City invites new ideas for a riverfront boat dock
CINCINNATI – The Cincinnati Park Council has launched its third attempt since 2015 to bring a public dock to the edge of the Cincinnati River, five months after scuttling a controversial proposal that could have reduced access to the public dock.
Park Council issued a request for proposals on May 20, seeking new solutions by June 17. At least two potential bidders complain that there is not enough time to respond, while a third has not decided whether or not to submit a proposal.
“I really hope we get a responsive offer. I can’t promise you that we will, ”said Kevin Flynn, Cincinnati City Council candidate and former park board member who defended last year’s unsolicited proposal by Queen City Riverboats for construct and operate a wharf at the Public Landing.
Flynn still believes this solution might have worked if the city had used the proposal as a starting point for a negotiated contract.

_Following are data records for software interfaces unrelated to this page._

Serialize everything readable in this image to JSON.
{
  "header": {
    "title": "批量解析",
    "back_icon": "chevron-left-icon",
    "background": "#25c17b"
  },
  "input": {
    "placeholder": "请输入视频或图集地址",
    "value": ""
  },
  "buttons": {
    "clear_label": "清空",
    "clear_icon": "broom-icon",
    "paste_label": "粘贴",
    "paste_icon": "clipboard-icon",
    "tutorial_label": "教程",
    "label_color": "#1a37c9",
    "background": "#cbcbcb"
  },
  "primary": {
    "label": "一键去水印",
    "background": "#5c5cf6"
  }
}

“Honestly, I think that’s one of those things where we go through the process because people have raised hell,” Flynn said. “But that will involve somebody putting their own capital into the project. That’s what we had in December. We had a partner who was willing to provide their own infrastructure and operate the wharf at their own expense for 20 years. . It was not nothing. Commitment. “

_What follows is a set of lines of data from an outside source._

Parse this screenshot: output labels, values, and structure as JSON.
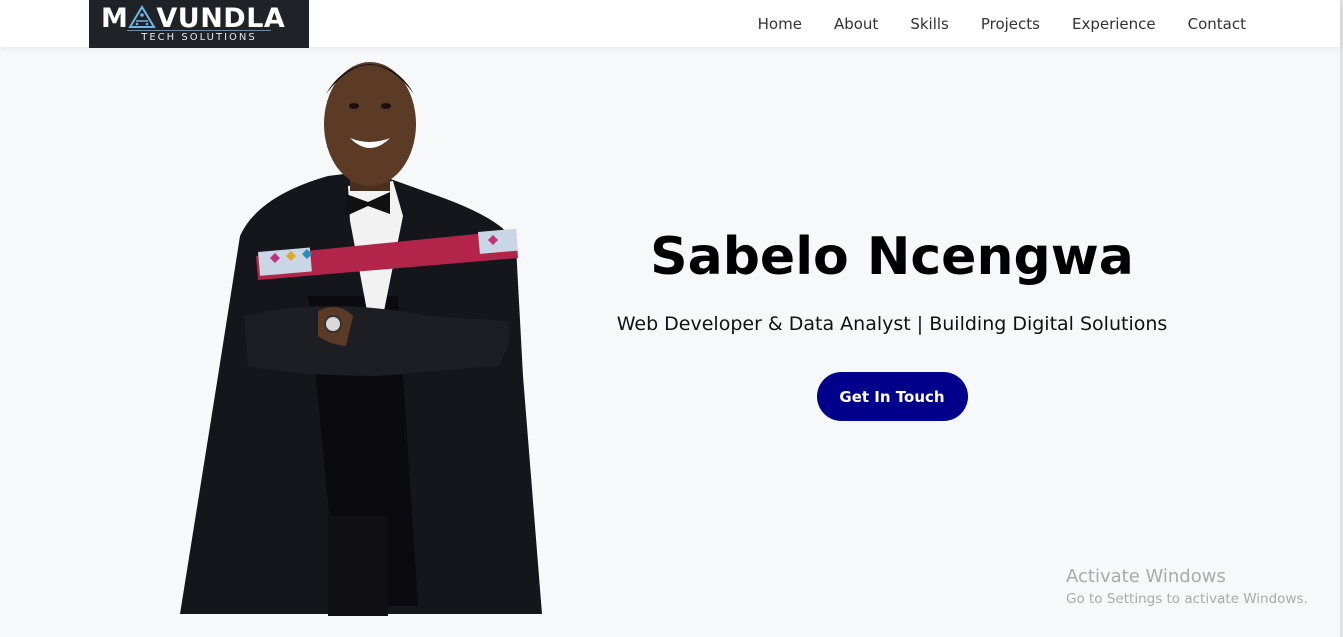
{
  "logo": {
    "main_text": "M VUNDLA",
    "sub_text": "TECH SOLUTIONS",
    "icon": "circuit-logo-mark"
  },
  "nav": {
    "items": [
      {
        "label": "Home"
      },
      {
        "label": "About"
      },
      {
        "label": "Skills"
      },
      {
        "label": "Projects"
      },
      {
        "label": "Experience"
      },
      {
        "label": "Contact"
      }
    ]
  },
  "hero": {
    "name": "Sabelo Ncengwa",
    "tagline": "Web Developer & Data Analyst | Building Digital Solutions",
    "cta_label": "Get In Touch",
    "photo": "profile-photo-graduation-gown"
  },
  "watermark": {
    "title": "Activate Windows",
    "subtitle": "Go to Settings to activate Windows."
  },
  "colors": {
    "accent": "#00008b",
    "navbar_bg": "#ffffff",
    "page_bg": "#f7f8fa",
    "logo_bg": "#1f2327"
  }
}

The Request for Proposals invites bidders to use the Park Council’s $ 1.7 million budget to design, build and operate a wharf that can accommodate at least 20 private boats at a time, as well as police and marine equipment. fire. The document describes a preferred dock location between the public dock and the John A. Roebling suspension bridge, adding, “The location must not interfere with commercial cruise lines or the public dock access ramp.”
The new tendering process marks the second time that the Park Council has been shopping for dock builders. A 2016 tender process ended with the selection of a construction manager and a price tag of $ 3.6 million for a wharf at the foot of Main Street. In 2019, the estimate climbed to $ 5 million and a second bidding process ended without satisfactory bids from the dock operators.
When Queen City Riverboats owner Don Jones made an unsolicited offer to build and operate a wharf last November, the park’s board of directors unanimously approved the idea. But criticism of the wharf’s location and the financial terms of the deal led Parks Director Kara Kish to call for a formal bidding process.
In a May 6 interview with the I-Team, Jones expressed frustration that it took the city more than four months to invite new proposals and said he was against participation.
“I spent so much money just to try to figure it out, and you can’t get answers,” Jones said. “Everyone is welcome to bid. I don’t think anyone will because it costs a lot of money to do these things. So I gave up all hope that this would ever happen.
Jones later issued a statement saying he “would seriously consider bidding on this project.”
BB Riverboats owner Alan Bernstein told the I-Team in December that he would submit a bid if the park’s board offered the opportunity. Now he says the city deadline doesn’t give him enough time to prepare a proposal.
“We’re just coming out of COVID and we’re trying to recover,” Bernstein said. “We are working two and three times to try to restore order to our operations. So with the timeline they put in there, I don’t think I could do it even though I hired someone to take on the project.
Andy Storch has also considered teaming up with others on a waterfront dock proposal. But now that he’s seen the 30-page tender, the owner of Storch Marine doesn’t think he’s qualified.
“In general, I would say the specified scope of services will make it difficult for anyone to deliver a proposal before the due date,” Storch said. “I speak to design, construction and installation companies with the necessary experience on similar projects. But again, well-qualified companies are unlikely to have the time to digest and come up with proposals. “
The RFP is a marked departure from the 13-page proposal Jones presented last fall. He asked the city to pay Queen City Riverboats $ 1.7 million and manage all permits for its 1,280 linear feet of mooring. He asked Queen City Riverboats to cover all costs over $ 1.7 million and to receive all income from mooring fees and a floating restaurant. The proposal included a 20-year lease agreement in which the city would gradually transfer ownership of the wharf and receive $ 1 per year in rent.
The city’s new proposal calls for revenue sharing between the city and the successful bidder and sets out dozens of requirements for companies that would design, build and operate the new wharf. These requirements include adhering to Ohio payroll rules and awarding at least 2% of all contracts to minority-owned businesses and 4% to women-owned businesses. The city’s request for proposals states that the successful bidder will be responsible for obtaining all permits and calls for the wharf to be monitored 24 hours a day with staff available to respond to any emergency within 30 minutes.
Bernstein said the terms set out in the city’s request for proposals would lead to a better deal for the city.
“The location is much better,” he says. “They make it very clear that you cannot prevent the public landing.”
Bernstein also likes the revenue-sharing approach in the new RFP, which calls on bidders to come up with a “revenue-sharing structure to include mooring services and all ancillary services” offered at the wharf.
“It is very unfair to ask taxpayers to guarantee this whole operation,” Bernstein said. “They’re not talking about the formula, but they’re definitely talking about revenue sharing, which starts to bring money back to the taxpayer.”
The city is hosting a bidders’ conference on June 2 at the public jetty and requires bidders to submit questions in writing by June 7. August 21, 2022.